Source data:
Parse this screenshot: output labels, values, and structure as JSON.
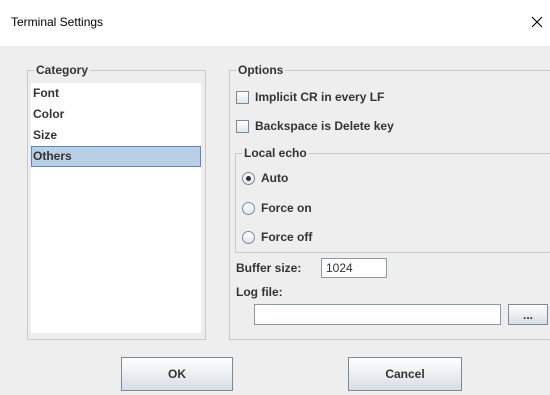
{
  "window": {
    "title": "Terminal Settings",
    "close_glyph": "✕"
  },
  "category": {
    "legend": "Category",
    "items": [
      "Font",
      "Color",
      "Size",
      "Others"
    ],
    "selected": "Others"
  },
  "options": {
    "legend": "Options",
    "implicit_cr": {
      "label": "Implicit CR in every LF",
      "checked": false
    },
    "backspace_delete": {
      "label": "Backspace is Delete key",
      "checked": false
    },
    "local_echo": {
      "legend": "Local echo",
      "choices": [
        "Auto",
        "Force on",
        "Force off"
      ],
      "selected": "Auto"
    },
    "buffer_size": {
      "label": "Buffer size:",
      "value": "1024"
    },
    "log_file": {
      "label": "Log file:",
      "value": "",
      "browse_label": "..."
    }
  },
  "buttons": {
    "ok": "OK",
    "cancel": "Cancel"
  },
  "colors": {
    "selection_bg": "#b8cfe5",
    "selection_border": "#6382bf",
    "dialog_bg": "#eeeeee"
  }
}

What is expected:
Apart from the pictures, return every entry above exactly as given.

Written answer:
Parse this screenshot: output labels, values, and structure as JSON.
{
  "window": {
    "title": "Terminal Settings",
    "close_glyph": "✕"
  },
  "category": {
    "legend": "Category",
    "items": [
      "Font",
      "Color",
      "Size",
      "Others"
    ],
    "selected": "Others"
  },
  "options": {
    "legend": "Options",
    "implicit_cr": {
      "label": "Implicit CR in every LF",
      "checked": false
    },
    "backspace_delete": {
      "label": "Backspace is Delete key",
      "checked": false
    },
    "local_echo": {
      "legend": "Local echo",
      "choices": [
        "Auto",
        "Force on",
        "Force off"
      ],
      "selected": "Auto"
    },
    "buffer_size": {
      "label": "Buffer size:",
      "value": "1024"
    },
    "log_file": {
      "label": "Log file:",
      "value": "",
      "browse_label": "..."
    }
  },
  "buttons": {
    "ok": "OK",
    "cancel": "Cancel"
  },
  "colors": {
    "selection_bg": "#b8cfe5",
    "selection_border": "#6382bf",
    "dialog_bg": "#eeeeee"
  }
}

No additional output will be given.